Those who mistake meekness to be weakness sentence themselves to spiritual sickness
The Bhagavad-gita begins with an expression of meekness that may be misconstrued as a sign of abject weakness: the surrender to God of a strong-bodied, virile warrior, Arjuna (02.07).
Yet the Gita concludes with the supposedly weak warrior enthusiastically empowered, with bow upraised in resolute readiness to discharge his duty as a heroic warrior (18.78).
This points to the counterintuitive truth that meekness before God is not weakness, but the way to overcome weakness. What weakens us is not the external expression of meekness such as prayer, but the internal invasion of impurities such as tension, confusion and dejection that sap our determination. Meekness before God connects us with his supreme strength, empowering us to counter such inner weaknesses.
Unfortunately, not being able to perceive the weakening effect of the inner impurities and the strengthening effect of devotion to Krishna, we mistake meekness to be weakness. Such misperception is like a sickness-induced hallucination that makes patients mistake the cure for their suffering to be its cause.
What is the spiritual sickness that perverts our vision?
The craving for independence induced by the false ego.
We are souls, parts of Krishna, who by nature are meant to love and serve him. Such submissive connection with him brings the supreme happiness and comprises our eternal liberated existence. But the false ego, the vortex of our spiritual sickness, makes us mistake independence from Krishna to be strength and dependence on him to be weakness.
Fortunately, we have our God-given intelligence, and we can boost it by open-minded scriptural study. This combination of personal and scriptural intelligence can persuade us to at least try out the remedy of meekly taking shelter of Krishna.
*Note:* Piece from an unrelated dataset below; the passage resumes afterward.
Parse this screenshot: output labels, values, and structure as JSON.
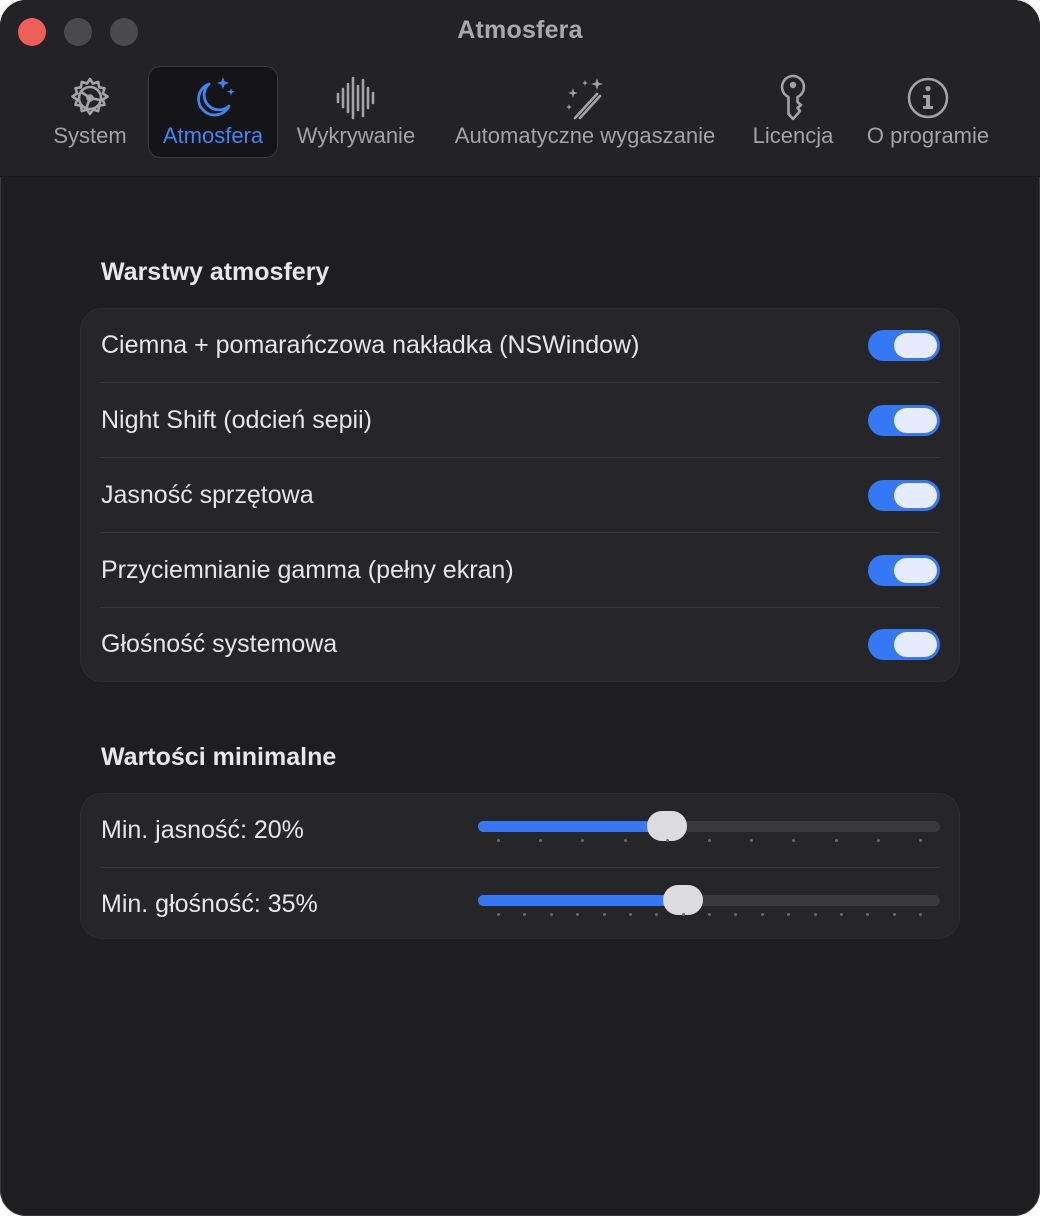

By thus uprooting the ego, we can realize how meekness is not weakness, but the way to overcome weakness.